→ Task directions: Below are some entries. Output each one exactly as it appears.
----
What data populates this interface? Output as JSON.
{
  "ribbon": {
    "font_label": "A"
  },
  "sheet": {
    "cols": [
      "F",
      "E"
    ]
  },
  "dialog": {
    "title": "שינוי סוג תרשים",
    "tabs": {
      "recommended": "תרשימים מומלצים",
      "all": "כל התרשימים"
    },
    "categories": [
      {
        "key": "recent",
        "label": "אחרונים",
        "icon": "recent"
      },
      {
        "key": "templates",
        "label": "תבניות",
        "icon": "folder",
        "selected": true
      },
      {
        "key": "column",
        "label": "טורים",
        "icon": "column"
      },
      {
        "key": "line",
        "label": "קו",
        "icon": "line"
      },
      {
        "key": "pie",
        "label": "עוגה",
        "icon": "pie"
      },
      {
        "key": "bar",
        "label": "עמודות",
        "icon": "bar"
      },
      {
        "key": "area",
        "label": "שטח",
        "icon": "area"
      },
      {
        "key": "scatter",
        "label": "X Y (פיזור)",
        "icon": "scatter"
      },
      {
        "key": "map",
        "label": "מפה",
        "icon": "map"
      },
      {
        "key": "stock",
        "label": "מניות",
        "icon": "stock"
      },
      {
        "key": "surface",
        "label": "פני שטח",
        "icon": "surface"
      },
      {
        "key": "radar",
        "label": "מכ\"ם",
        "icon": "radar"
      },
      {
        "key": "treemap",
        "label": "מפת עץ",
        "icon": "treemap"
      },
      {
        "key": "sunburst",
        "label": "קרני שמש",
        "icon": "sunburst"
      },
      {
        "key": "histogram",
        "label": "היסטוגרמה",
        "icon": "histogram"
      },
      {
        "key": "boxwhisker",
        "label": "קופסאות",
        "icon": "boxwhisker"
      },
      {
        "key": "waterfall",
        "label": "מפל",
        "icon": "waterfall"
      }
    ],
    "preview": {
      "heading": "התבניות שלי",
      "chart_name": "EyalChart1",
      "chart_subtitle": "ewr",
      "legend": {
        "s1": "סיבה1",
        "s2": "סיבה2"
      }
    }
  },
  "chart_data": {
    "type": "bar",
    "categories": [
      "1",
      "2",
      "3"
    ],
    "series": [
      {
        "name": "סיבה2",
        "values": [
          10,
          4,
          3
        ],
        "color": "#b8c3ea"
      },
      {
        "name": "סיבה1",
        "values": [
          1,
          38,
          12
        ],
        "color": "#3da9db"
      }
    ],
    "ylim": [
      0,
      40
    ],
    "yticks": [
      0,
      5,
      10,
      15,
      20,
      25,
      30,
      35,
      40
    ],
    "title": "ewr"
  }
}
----
→ Solution:
What data populates this interface? Output as JSON.
{
  "ribbon": {
    "font_label": "A"
  },
  "sheet": {
    "cols": [
      "F",
      "E"
    ]
  },
  "dialog": {
    "title": "שינוי סוג תרשים",
    "tabs": {
      "recommended": "תרשימים מומלצים",
      "all": "כל התרשימים"
    },
    "categories": [
      {
        "key": "recent",
        "label": "אחרונים",
        "icon": "recent"
      },
      {
        "key": "templates",
        "label": "תבניות",
        "icon": "folder",
        "selected": true
      },
      {
        "key": "column",
        "label": "טורים",
        "icon": "column"
      },
      {
        "key": "line",
        "label": "קו",
        "icon": "line"
      },
      {
        "key": "pie",
        "label": "עוגה",
        "icon": "pie"
      },
      {
        "key": "bar",
        "label": "עמודות",
        "icon": "bar"
      },
      {
        "key": "area",
        "label": "שטח",
        "icon": "area"
      },
      {
        "key": "scatter",
        "label": "X Y (פיזור)",
        "icon": "scatter"
      },
      {
        "key": "map",
        "label": "מפה",
        "icon": "map"
      },
      {
        "key": "stock",
        "label": "מניות",
        "icon": "stock"
      },
      {
        "key": "surface",
        "label": "פני שטח",
        "icon": "surface"
      },
      {
        "key": "radar",
        "label": "מכ\"ם",
        "icon": "radar"
      },
      {
        "key": "treemap",
        "label": "מפת עץ",
        "icon": "treemap"
      },
      {
        "key": "sunburst",
        "label": "קרני שמש",
        "icon": "sunburst"
      },
      {
        "key": "histogram",
        "label": "היסטוגרמה",
        "icon": "histogram"
      },
      {
        "key": "boxwhisker",
        "label": "קופסאות",
        "icon": "boxwhisker"
      },
      {
        "key": "waterfall",
        "label": "מפל",
        "icon": "waterfall"
      }
    ],
    "preview": {
      "heading": "התבניות שלי",
      "chart_name": "EyalChart1",
      "chart_subtitle": "ewr",
      "legend": {
        "s1": "סיבה1",
        "s2": "סיבה2"
      }
    }
  },
  "chart_data": {
    "type": "bar",
    "categories": [
      "1",
      "2",
      "3"
    ],
    "series": [
      {
        "name": "סיבה2",
        "values": [
          10,
          4,
          3
        ],
        "color": "#b8c3ea"
      },
      {
        "name": "סיבה1",
        "values": [
          1,
          38,
          12
        ],
        "color": "#3da9db"
      }
    ],
    "ylim": [
      0,
      40
    ],
    "yticks": [
      0,
      5,
      10,
      15,
      20,
      25,
      30,
      35,
      40
    ],
    "title": "ewr"
  }
}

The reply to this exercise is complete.